The sukuk market in Saudi Arabia is approaching its maturity stage, thanks to the interest shown by both investors and issuers. This is a confirmation that sukuk are viable choice for companies to mobilize long to medium-term investments and savings. Nonetheless, there are various challenges that face the sukuk and bond market in Saudi Arabia. Seeing that only two companies are sukuk listed in Saudi Arabia, this has resulted in a lack of breath in the Sukuk market. Accordingly, it is important to seek for diversification in the form of various sukuk regarding sector representation and risk profile. In addition, the nature of the sukuk market demands for individuals who have a wide knowledge in law and finances, amongst other fields. As a result, it is important to offer adequate training to such individuals to increase their capability to handle the issuance of sukuk market.
Association of Islamic Banking Institutions Malaysia. (2009). Saudi urged to develop sukuk market. Web.
Cakir, Selim, and Raei, Faezeh (2007). Sukuk vs. Eurobonds: is there a difference in value-at-risk? Web.
Karam, Souhail. (2009). Saudi Arabia plans sukuk, bonds market – regulator. Arabian News, Web.
Mushtak, Parker. Role of Islamic Finance in Saudi Industry. (2006). Arab News. Web.
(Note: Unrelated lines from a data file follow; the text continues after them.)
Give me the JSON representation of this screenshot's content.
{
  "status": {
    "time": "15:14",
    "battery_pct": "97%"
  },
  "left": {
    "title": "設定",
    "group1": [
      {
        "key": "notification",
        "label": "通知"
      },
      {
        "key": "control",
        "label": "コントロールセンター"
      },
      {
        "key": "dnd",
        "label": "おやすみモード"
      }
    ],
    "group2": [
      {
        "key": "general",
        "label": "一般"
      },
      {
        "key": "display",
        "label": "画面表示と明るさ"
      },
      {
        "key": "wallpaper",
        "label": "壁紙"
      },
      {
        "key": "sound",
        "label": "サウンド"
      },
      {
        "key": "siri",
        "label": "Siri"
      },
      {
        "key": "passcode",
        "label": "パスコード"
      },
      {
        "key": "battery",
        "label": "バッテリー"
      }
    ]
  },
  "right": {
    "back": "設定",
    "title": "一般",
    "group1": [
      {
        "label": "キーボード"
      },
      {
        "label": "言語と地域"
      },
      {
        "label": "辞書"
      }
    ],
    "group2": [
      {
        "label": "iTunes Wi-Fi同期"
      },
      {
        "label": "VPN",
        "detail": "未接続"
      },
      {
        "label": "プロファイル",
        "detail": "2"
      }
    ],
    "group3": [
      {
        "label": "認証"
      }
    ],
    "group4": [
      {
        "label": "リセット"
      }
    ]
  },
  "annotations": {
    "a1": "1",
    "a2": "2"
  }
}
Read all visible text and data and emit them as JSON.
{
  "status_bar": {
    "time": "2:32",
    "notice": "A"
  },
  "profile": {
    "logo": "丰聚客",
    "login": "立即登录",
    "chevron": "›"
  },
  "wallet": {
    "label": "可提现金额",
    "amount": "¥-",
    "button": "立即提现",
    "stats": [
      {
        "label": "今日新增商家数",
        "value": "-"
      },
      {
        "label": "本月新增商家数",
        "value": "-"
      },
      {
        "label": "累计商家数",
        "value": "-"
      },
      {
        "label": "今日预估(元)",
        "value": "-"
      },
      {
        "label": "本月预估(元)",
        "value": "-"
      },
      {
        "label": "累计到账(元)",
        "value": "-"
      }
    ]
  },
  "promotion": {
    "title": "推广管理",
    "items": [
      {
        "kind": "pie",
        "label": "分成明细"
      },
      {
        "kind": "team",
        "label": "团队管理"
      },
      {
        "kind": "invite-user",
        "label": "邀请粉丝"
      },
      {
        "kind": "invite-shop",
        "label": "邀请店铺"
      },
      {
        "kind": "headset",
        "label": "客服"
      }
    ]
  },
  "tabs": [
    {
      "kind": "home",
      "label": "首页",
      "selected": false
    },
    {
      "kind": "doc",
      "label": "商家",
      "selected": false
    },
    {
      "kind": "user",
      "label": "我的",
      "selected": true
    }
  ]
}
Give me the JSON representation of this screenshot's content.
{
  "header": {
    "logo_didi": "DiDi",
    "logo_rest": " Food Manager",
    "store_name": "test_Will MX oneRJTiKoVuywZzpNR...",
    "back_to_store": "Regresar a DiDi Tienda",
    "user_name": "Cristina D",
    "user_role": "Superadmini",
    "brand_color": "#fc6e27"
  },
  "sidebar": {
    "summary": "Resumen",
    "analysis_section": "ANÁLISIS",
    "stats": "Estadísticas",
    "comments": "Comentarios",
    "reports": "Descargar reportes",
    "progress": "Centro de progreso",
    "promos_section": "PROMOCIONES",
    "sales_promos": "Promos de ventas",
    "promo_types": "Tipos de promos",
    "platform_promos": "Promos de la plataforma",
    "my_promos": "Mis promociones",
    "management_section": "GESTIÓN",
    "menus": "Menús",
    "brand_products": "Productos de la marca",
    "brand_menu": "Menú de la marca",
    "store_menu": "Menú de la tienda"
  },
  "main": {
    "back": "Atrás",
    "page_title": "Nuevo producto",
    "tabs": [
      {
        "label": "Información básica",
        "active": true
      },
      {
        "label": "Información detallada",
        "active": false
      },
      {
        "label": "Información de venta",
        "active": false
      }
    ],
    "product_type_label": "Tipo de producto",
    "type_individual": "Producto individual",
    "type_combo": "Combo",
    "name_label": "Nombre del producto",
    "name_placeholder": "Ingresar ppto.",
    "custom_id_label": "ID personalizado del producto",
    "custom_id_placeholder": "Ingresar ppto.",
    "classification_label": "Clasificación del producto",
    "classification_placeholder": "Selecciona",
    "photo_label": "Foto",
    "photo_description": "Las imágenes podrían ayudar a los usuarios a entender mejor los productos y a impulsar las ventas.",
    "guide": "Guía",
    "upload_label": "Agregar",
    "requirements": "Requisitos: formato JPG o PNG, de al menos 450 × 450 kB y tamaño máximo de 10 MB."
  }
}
Nisar, Shariq. Islamic bonds (sukuk): its introduction and application. Web.